Data to process:

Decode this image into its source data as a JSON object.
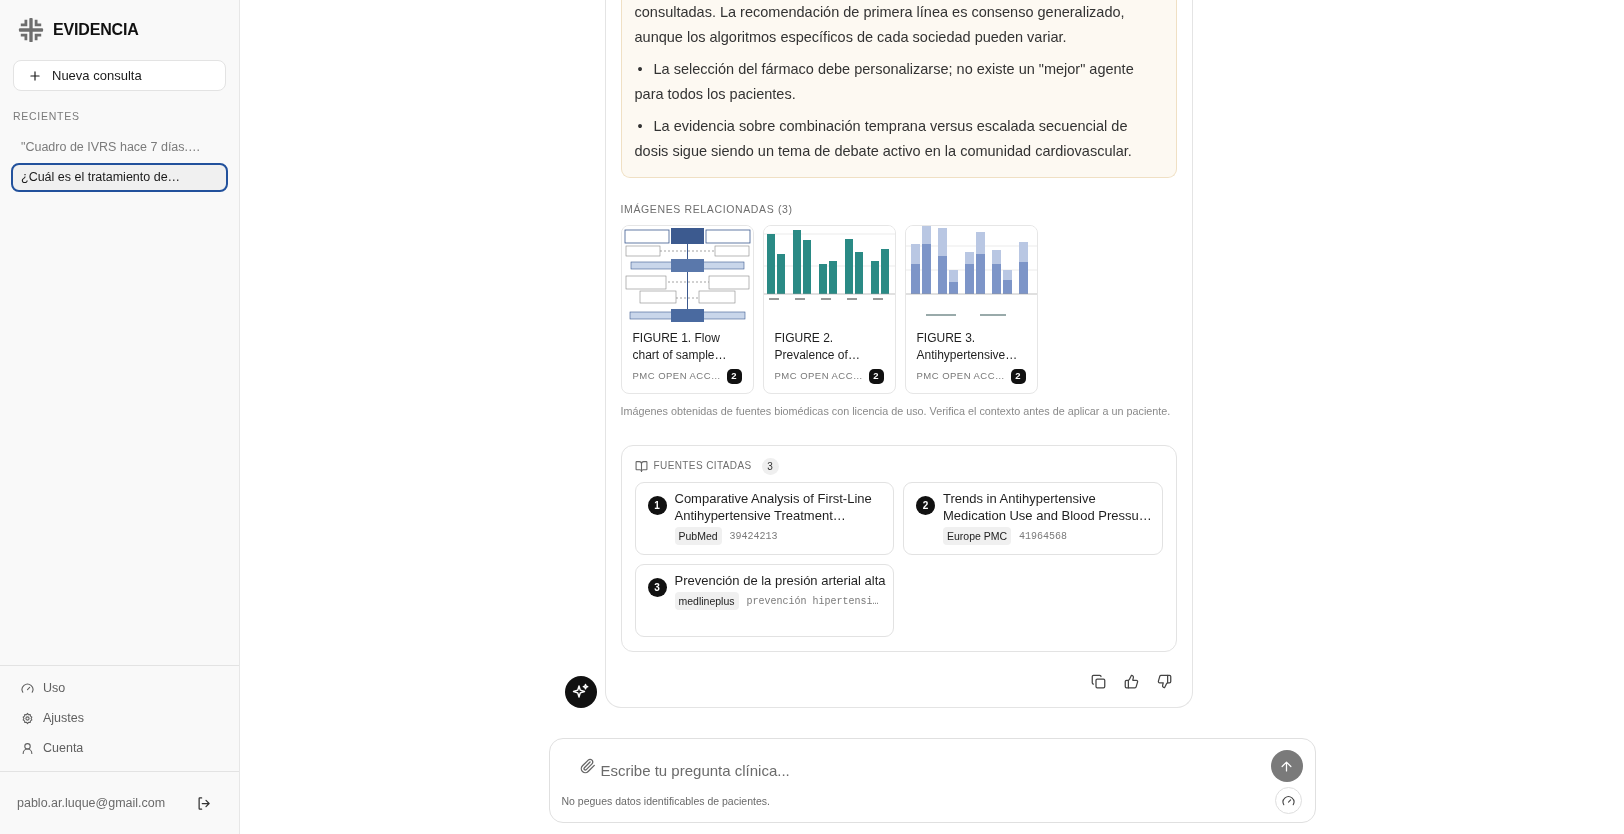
{
  "sidebar": {
    "brand": "EVIDENCIA",
    "new_query_button": "Nueva consulta",
    "recents_heading": "RECIENTES",
    "recents": [
      {
        "label": "\"Cuadro de IVRS hace 7 días.…",
        "selected": false
      },
      {
        "label": "¿Cuál es el tratamiento de…",
        "selected": true
      }
    ],
    "menu": [
      "Uso",
      "Ajustes",
      "Cuenta"
    ],
    "account_email": "pablo.ar.luque@gmail.com"
  },
  "answer": {
    "summary": [
      {
        "kind": "text",
        "text": "consultadas. La recomendación de primera línea es consenso generalizado, aunque los algoritmos específicos de cada sociedad pueden variar."
      },
      {
        "kind": "bullet",
        "marker": "•",
        "text": "La selección del fármaco debe personalizarse; no existe un \"mejor\" agente para todos los pacientes."
      },
      {
        "kind": "bullet",
        "marker": "•",
        "text": "La evidencia sobre combinación temprana versus escalada secuencial de dosis sigue siendo un tema de debate activo en la comunidad cardiovascular."
      }
    ],
    "images_heading": "IMÁGENES RELACIONADAS (3)",
    "images": [
      {
        "kind": "flowchart",
        "title": "FIGURE 1. Flow chart of sample…",
        "source": "PMC OPEN ACC…",
        "count": "2"
      },
      {
        "kind": "bar_chart",
        "title": "FIGURE 2. Prevalence of…",
        "source": "PMC OPEN ACC…",
        "count": "2"
      },
      {
        "kind": "stacked_bar_chart",
        "title": "FIGURE 3. Antihypertensive…",
        "source": "PMC OPEN ACC…",
        "count": "2"
      }
    ],
    "images_note": "Imágenes obtenidas de fuentes biomédicas con licencia de uso. Verifica el contexto antes de aplicar a un paciente.",
    "sources_heading": "FUENTES CITADAS",
    "sources_count": "3",
    "sources": [
      {
        "number": "1",
        "title": "Comparative Analysis of First-Line Antihypertensive Treatment…",
        "tag": "PubMed",
        "meta": "39424213"
      },
      {
        "number": "2",
        "title": "Trends in Antihypertensive Medication Use and Blood Pressu…",
        "tag": "Europe PMC",
        "meta": "41964568"
      },
      {
        "number": "3",
        "title": "Prevención de la presión arterial alta",
        "tag": "medlineplus",
        "meta": "prevención hipertensi…"
      }
    ]
  },
  "composer": {
    "placeholder": "Escribe tu pregunta clínica...",
    "note": "No pegues datos identificables de pacientes."
  }
}
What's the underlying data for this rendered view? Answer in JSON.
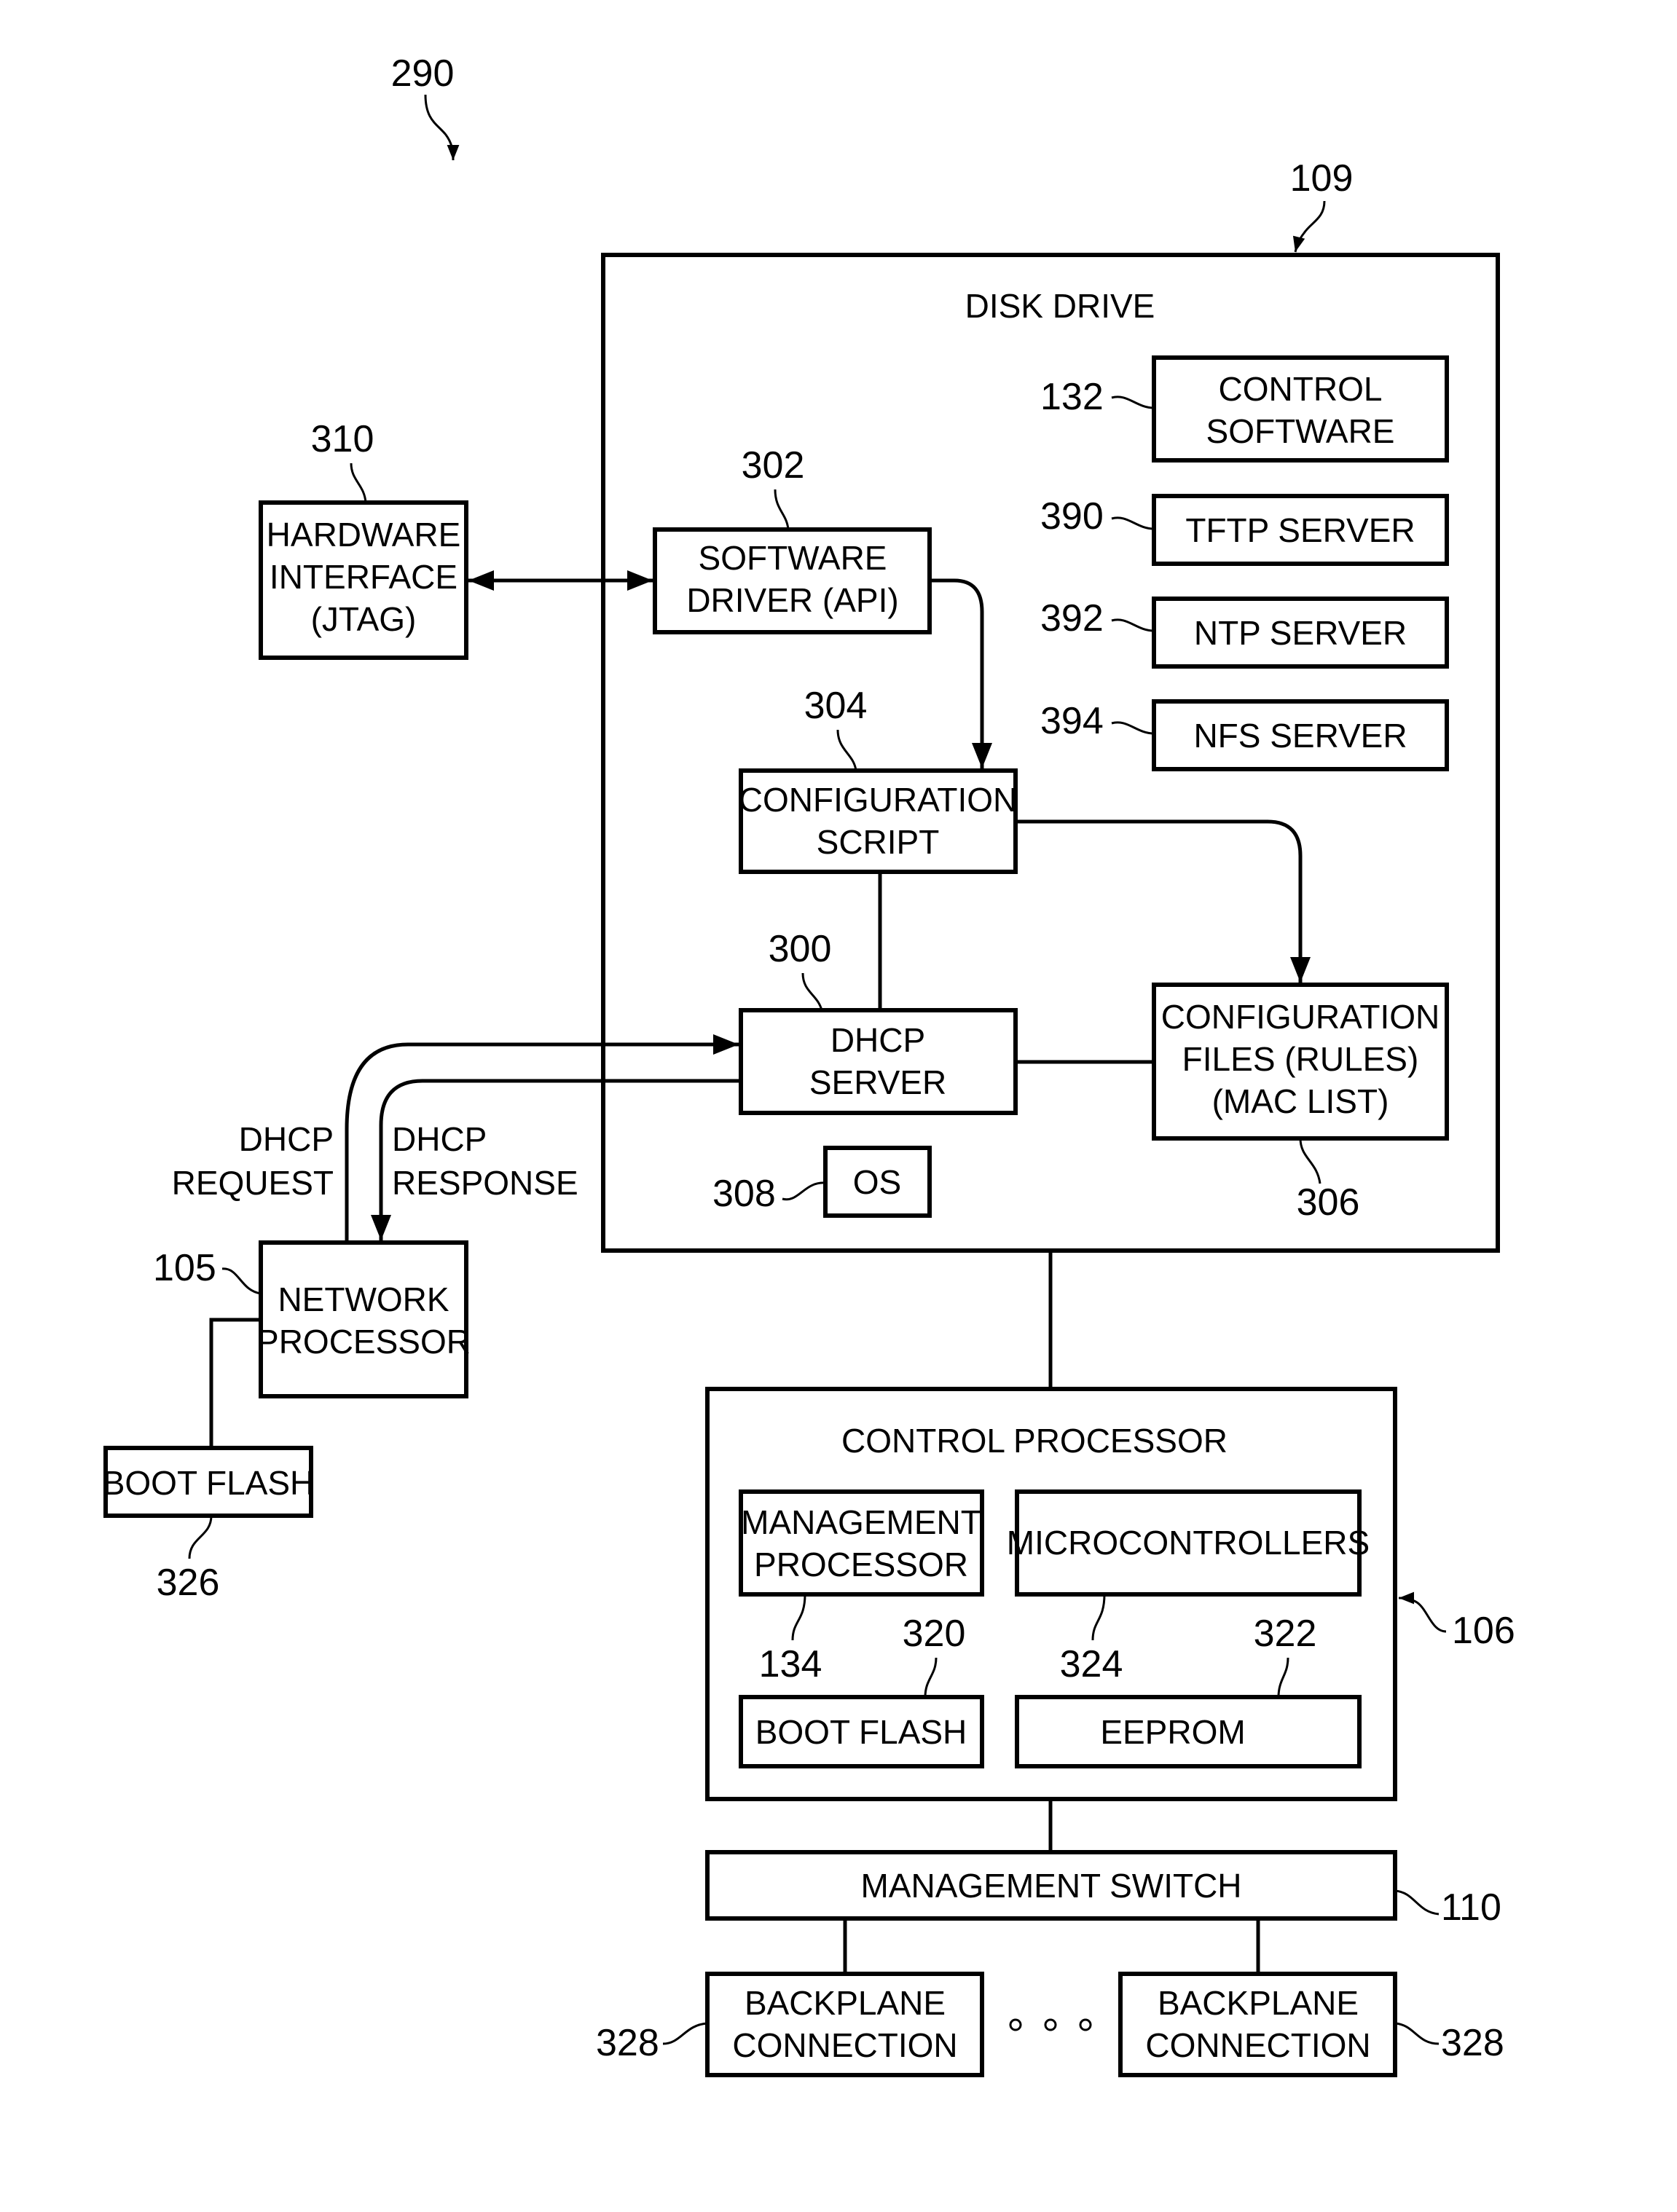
{
  "figure": {
    "ref": "290",
    "disk_drive": {
      "ref": "109",
      "title": "DISK DRIVE",
      "control_software": {
        "ref": "132",
        "lines": [
          "CONTROL",
          "SOFTWARE"
        ]
      },
      "tftp_server": {
        "ref": "390",
        "lines": [
          "TFTP SERVER"
        ]
      },
      "ntp_server": {
        "ref": "392",
        "lines": [
          "NTP SERVER"
        ]
      },
      "nfs_server": {
        "ref": "394",
        "lines": [
          "NFS SERVER"
        ]
      },
      "software_driver": {
        "ref": "302",
        "lines": [
          "SOFTWARE",
          "DRIVER (API)"
        ]
      },
      "configuration_script": {
        "ref": "304",
        "lines": [
          "CONFIGURATION",
          "SCRIPT"
        ]
      },
      "dhcp_server": {
        "ref": "300",
        "lines": [
          "DHCP",
          "SERVER"
        ]
      },
      "configuration_files": {
        "ref": "306",
        "lines": [
          "CONFIGURATION",
          "FILES (RULES)",
          "(MAC LIST)"
        ]
      },
      "os": {
        "ref": "308",
        "lines": [
          "OS"
        ]
      }
    },
    "hardware_interface": {
      "ref": "310",
      "lines": [
        "HARDWARE",
        "INTERFACE",
        "(JTAG)"
      ]
    },
    "network_processor": {
      "ref": "105",
      "lines": [
        "NETWORK",
        "PROCESSOR"
      ]
    },
    "boot_flash_external": {
      "ref": "326",
      "lines": [
        "BOOT FLASH"
      ]
    },
    "dhcp_request_label": [
      "DHCP",
      "REQUEST"
    ],
    "dhcp_response_label": [
      "DHCP",
      "RESPONSE"
    ],
    "control_processor": {
      "ref": "106",
      "title": "CONTROL PROCESSOR",
      "management_processor": {
        "ref": "134",
        "lines": [
          "MANAGEMENT",
          "PROCESSOR"
        ]
      },
      "microcontrollers": {
        "ref": "324",
        "lines": [
          "MICROCONTROLLERS"
        ]
      },
      "boot_flash": {
        "ref": "320",
        "lines": [
          "BOOT FLASH"
        ]
      },
      "eeprom": {
        "ref": "322",
        "lines": [
          "EEPROM"
        ]
      }
    },
    "management_switch": {
      "ref": "110",
      "lines": [
        "MANAGEMENT SWITCH"
      ]
    },
    "backplane_left": {
      "ref": "328",
      "lines": [
        "BACKPLANE",
        "CONNECTION"
      ]
    },
    "backplane_right": {
      "ref": "328",
      "lines": [
        "BACKPLANE",
        "CONNECTION"
      ]
    },
    "ellipsis": "o o o"
  }
}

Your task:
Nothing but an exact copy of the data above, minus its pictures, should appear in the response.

Solution to this exercise:
Decode this image into its source data as a JSON object.
{
  "sidebar": {
    "brand": "EVIDENCIA",
    "new_query_button": "Nueva consulta",
    "recents_heading": "RECIENTES",
    "recents": [
      {
        "label": "\"Cuadro de IVRS hace 7 días.…",
        "selected": false
      },
      {
        "label": "¿Cuál es el tratamiento de…",
        "selected": true
      }
    ],
    "menu": [
      "Uso",
      "Ajustes",
      "Cuenta"
    ],
    "account_email": "pablo.ar.luque@gmail.com"
  },
  "answer": {
    "summary": [
      {
        "kind": "text",
        "text": "consultadas. La recomendación de primera línea es consenso generalizado, aunque los algoritmos específicos de cada sociedad pueden variar."
      },
      {
        "kind": "bullet",
        "marker": "•",
        "text": "La selección del fármaco debe personalizarse; no existe un \"mejor\" agente para todos los pacientes."
      },
      {
        "kind": "bullet",
        "marker": "•",
        "text": "La evidencia sobre combinación temprana versus escalada secuencial de dosis sigue siendo un tema de debate activo en la comunidad cardiovascular."
      }
    ],
    "images_heading": "IMÁGENES RELACIONADAS (3)",
    "images": [
      {
        "kind": "flowchart",
        "title": "FIGURE 1. Flow chart of sample…",
        "source": "PMC OPEN ACC…",
        "count": "2"
      },
      {
        "kind": "bar_chart",
        "title": "FIGURE 2. Prevalence of…",
        "source": "PMC OPEN ACC…",
        "count": "2"
      },
      {
        "kind": "stacked_bar_chart",
        "title": "FIGURE 3. Antihypertensive…",
        "source": "PMC OPEN ACC…",
        "count": "2"
      }
    ],
    "images_note": "Imágenes obtenidas de fuentes biomédicas con licencia de uso. Verifica el contexto antes de aplicar a un paciente.",
    "sources_heading": "FUENTES CITADAS",
    "sources_count": "3",
    "sources": [
      {
        "number": "1",
        "title": "Comparative Analysis of First-Line Antihypertensive Treatment…",
        "tag": "PubMed",
        "meta": "39424213"
      },
      {
        "number": "2",
        "title": "Trends in Antihypertensive Medication Use and Blood Pressu…",
        "tag": "Europe PMC",
        "meta": "41964568"
      },
      {
        "number": "3",
        "title": "Prevención de la presión arterial alta",
        "tag": "medlineplus",
        "meta": "prevención hipertensi…"
      }
    ]
  },
  "composer": {
    "placeholder": "Escribe tu pregunta clínica...",
    "note": "No pegues datos identificables de pacientes."
  }
}
What's the underlying data for this rendered view? Answer in JSON.
{
  "figure": {
    "ref": "290",
    "disk_drive": {
      "ref": "109",
      "title": "DISK DRIVE",
      "control_software": {
        "ref": "132",
        "lines": [
          "CONTROL",
          "SOFTWARE"
        ]
      },
      "tftp_server": {
        "ref": "390",
        "lines": [
          "TFTP SERVER"
        ]
      },
      "ntp_server": {
        "ref": "392",
        "lines": [
          "NTP SERVER"
        ]
      },
      "nfs_server": {
        "ref": "394",
        "lines": [
          "NFS SERVER"
        ]
      },
      "software_driver": {
        "ref": "302",
        "lines": [
          "SOFTWARE",
          "DRIVER (API)"
        ]
      },
      "configuration_script": {
        "ref": "304",
        "lines": [
          "CONFIGURATION",
          "SCRIPT"
        ]
      },
      "dhcp_server": {
        "ref": "300",
        "lines": [
          "DHCP",
          "SERVER"
        ]
      },
      "configuration_files": {
        "ref": "306",
        "lines": [
          "CONFIGURATION",
          "FILES (RULES)",
          "(MAC LIST)"
        ]
      },
      "os": {
        "ref": "308",
        "lines": [
          "OS"
        ]
      }
    },
    "hardware_interface": {
      "ref": "310",
      "lines": [
        "HARDWARE",
        "INTERFACE",
        "(JTAG)"
      ]
    },
    "network_processor": {
      "ref": "105",
      "lines": [
        "NETWORK",
        "PROCESSOR"
      ]
    },
    "boot_flash_external": {
      "ref": "326",
      "lines": [
        "BOOT FLASH"
      ]
    },
    "dhcp_request_label": [
      "DHCP",
      "REQUEST"
    ],
    "dhcp_response_label": [
      "DHCP",
      "RESPONSE"
    ],
    "control_processor": {
      "ref": "106",
      "title": "CONTROL PROCESSOR",
      "management_processor": {
        "ref": "134",
        "lines": [
          "MANAGEMENT",
          "PROCESSOR"
        ]
      },
      "microcontrollers": {
        "ref": "324",
        "lines": [
          "MICROCONTROLLERS"
        ]
      },
      "boot_flash": {
        "ref": "320",
        "lines": [
          "BOOT FLASH"
        ]
      },
      "eeprom": {
        "ref": "322",
        "lines": [
          "EEPROM"
        ]
      }
    },
    "management_switch": {
      "ref": "110",
      "lines": [
        "MANAGEMENT SWITCH"
      ]
    },
    "backplane_left": {
      "ref": "328",
      "lines": [
        "BACKPLANE",
        "CONNECTION"
      ]
    },
    "backplane_right": {
      "ref": "328",
      "lines": [
        "BACKPLANE",
        "CONNECTION"
      ]
    },
    "ellipsis": "o o o"
  }
}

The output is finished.